—Terry Tempest Williams
"We the People" called American democracy into being. Today, the future of our democracy is threatened. How can "We the People" call American politics back to health at a time when, in the words of Bill Moyers, "we have fallen under the spell of money, faction, and fear"? One answer is close at hand, within everyone's reach. We must return to the "first home" of democracy, which, as Terry Tempest Williams points out, is found not in a centuries-old document or in a distant city, but in the human heart.
From Lifehacker: You’d think that bullies would disappear after high school, but some people never grow out of being a great big jerk. They may not steal your lunch money anymore, but bullies can still harass you, put you down, and even undermine your work. Here are some tips for understanding and dealing with bullies, no matter how old you are.
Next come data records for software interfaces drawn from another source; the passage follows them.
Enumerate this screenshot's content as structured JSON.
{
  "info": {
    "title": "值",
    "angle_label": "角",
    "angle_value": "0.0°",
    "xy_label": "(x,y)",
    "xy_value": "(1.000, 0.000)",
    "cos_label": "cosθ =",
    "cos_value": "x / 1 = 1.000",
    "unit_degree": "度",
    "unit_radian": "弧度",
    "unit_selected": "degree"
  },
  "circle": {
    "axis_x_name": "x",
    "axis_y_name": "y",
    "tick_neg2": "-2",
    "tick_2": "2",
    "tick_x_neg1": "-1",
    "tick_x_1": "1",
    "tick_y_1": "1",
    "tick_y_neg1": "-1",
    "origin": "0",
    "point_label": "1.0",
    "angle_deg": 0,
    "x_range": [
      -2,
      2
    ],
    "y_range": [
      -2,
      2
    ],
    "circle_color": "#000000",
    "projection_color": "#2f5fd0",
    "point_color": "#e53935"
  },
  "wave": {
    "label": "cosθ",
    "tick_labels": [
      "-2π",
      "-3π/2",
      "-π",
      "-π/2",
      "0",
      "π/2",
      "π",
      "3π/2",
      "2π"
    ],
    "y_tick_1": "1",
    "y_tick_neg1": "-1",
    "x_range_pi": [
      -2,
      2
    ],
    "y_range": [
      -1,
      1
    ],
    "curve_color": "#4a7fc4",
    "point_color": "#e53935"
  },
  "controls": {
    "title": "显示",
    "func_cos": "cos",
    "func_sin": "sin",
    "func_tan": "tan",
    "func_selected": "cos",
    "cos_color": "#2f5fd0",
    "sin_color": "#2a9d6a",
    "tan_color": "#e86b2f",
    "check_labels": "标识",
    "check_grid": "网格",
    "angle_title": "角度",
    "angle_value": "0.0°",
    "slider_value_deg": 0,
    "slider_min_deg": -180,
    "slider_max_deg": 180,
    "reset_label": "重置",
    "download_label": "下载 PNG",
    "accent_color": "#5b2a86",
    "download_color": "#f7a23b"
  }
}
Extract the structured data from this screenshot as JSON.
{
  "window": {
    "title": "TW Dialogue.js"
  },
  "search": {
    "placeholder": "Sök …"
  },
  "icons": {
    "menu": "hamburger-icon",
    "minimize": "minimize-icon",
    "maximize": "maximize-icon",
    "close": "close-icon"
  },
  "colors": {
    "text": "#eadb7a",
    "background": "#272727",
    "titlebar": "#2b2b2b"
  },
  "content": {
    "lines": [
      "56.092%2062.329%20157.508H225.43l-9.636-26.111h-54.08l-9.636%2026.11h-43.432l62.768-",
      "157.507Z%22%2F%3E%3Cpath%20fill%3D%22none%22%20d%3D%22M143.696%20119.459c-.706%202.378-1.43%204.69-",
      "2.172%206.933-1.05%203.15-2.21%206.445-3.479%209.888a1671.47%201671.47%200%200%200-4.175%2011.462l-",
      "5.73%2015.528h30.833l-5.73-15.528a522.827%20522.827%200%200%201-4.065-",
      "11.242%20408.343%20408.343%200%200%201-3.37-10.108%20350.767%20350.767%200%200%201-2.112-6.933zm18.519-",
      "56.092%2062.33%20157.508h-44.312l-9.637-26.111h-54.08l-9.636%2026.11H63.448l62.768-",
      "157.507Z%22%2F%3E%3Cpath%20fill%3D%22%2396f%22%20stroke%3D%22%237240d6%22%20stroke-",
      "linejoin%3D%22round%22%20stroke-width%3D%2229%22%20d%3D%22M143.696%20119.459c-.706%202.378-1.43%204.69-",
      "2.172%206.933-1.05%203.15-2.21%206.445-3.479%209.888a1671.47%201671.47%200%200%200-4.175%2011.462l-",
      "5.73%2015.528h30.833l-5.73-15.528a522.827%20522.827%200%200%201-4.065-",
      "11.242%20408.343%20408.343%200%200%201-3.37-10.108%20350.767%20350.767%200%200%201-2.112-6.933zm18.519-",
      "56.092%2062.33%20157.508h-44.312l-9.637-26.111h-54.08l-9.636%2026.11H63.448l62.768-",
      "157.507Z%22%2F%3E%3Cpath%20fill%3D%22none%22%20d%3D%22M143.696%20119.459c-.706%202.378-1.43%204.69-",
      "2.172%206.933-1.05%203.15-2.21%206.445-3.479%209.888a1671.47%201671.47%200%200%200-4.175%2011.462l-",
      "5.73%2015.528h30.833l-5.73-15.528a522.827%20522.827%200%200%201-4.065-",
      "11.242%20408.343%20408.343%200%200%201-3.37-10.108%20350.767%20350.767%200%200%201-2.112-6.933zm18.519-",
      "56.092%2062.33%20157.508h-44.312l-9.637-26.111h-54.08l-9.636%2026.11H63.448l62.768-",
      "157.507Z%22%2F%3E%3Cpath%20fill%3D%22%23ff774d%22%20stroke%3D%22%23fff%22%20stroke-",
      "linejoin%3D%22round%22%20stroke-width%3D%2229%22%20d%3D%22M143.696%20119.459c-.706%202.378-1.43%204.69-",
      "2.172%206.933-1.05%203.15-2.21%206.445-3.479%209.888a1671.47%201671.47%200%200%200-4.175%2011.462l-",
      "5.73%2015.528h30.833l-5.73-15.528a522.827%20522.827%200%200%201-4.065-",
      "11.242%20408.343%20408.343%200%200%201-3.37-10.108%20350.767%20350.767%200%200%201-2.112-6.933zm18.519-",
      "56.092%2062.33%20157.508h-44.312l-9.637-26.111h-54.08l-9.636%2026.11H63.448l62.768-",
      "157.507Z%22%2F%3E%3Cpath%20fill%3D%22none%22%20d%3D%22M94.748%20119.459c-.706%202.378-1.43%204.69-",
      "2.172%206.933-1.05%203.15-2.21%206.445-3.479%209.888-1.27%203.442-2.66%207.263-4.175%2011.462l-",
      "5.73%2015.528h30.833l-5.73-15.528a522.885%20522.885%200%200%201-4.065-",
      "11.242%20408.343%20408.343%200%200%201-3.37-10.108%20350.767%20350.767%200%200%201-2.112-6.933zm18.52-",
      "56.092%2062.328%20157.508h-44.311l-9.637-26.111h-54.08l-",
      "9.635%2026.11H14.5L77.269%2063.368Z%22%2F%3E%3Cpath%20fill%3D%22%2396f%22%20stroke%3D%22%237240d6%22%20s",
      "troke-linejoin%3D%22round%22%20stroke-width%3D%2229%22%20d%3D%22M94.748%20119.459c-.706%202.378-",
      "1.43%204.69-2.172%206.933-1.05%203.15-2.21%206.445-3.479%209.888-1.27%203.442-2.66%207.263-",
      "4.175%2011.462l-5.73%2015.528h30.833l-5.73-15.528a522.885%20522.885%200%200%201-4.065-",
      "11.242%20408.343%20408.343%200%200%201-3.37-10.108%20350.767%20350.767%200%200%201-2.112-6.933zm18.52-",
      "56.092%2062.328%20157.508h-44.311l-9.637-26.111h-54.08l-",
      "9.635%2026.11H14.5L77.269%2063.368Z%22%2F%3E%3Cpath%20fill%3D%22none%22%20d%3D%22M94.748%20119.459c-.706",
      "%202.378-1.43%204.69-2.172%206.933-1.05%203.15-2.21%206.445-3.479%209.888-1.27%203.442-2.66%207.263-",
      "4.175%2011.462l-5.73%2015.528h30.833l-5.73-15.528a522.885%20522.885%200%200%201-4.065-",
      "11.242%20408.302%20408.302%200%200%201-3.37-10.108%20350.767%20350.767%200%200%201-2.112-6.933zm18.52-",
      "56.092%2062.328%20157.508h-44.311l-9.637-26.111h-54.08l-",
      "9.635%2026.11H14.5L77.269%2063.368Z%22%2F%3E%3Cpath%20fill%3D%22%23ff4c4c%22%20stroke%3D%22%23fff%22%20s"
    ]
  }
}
From NY Times: No other living artist is more closely identified with an American theater company than James McMullan. For 30 years, his painterly posters for Lincoln Center Theater have been turned into collectibles that are more than advertising: They’re synonymous with the shows themselves. It’s hard not to think of “Carousel” without recalling his artwork for the 1994 revival that depicts a brooding Billy Bigelow, vividly illuminated from below, atop wooden horses that rear beneath an angry sky.
To commemorate Mr. McMullan’s artistic tenure with Lincoln Center, a permanent exhibition of some of his best-known works was recently installed in the lobby of the Mitzi E. Newhouse Theater. For playwrights, having Mr. McMullan, 82, spend so much time considering and visualizing their created world is like having Picasso paint their child’s portrait.
From NY Times: Facebook allows you to designate a friend or family member as a “legacy contact.” If you want to have your account memorialized after you die, this person basically serves as the executor of your Facebook account by managing your profile and can update your cover photo and profile photo, post information and accept new friend requests. (Memorialized accounts without legacy contacts cannot be changed.)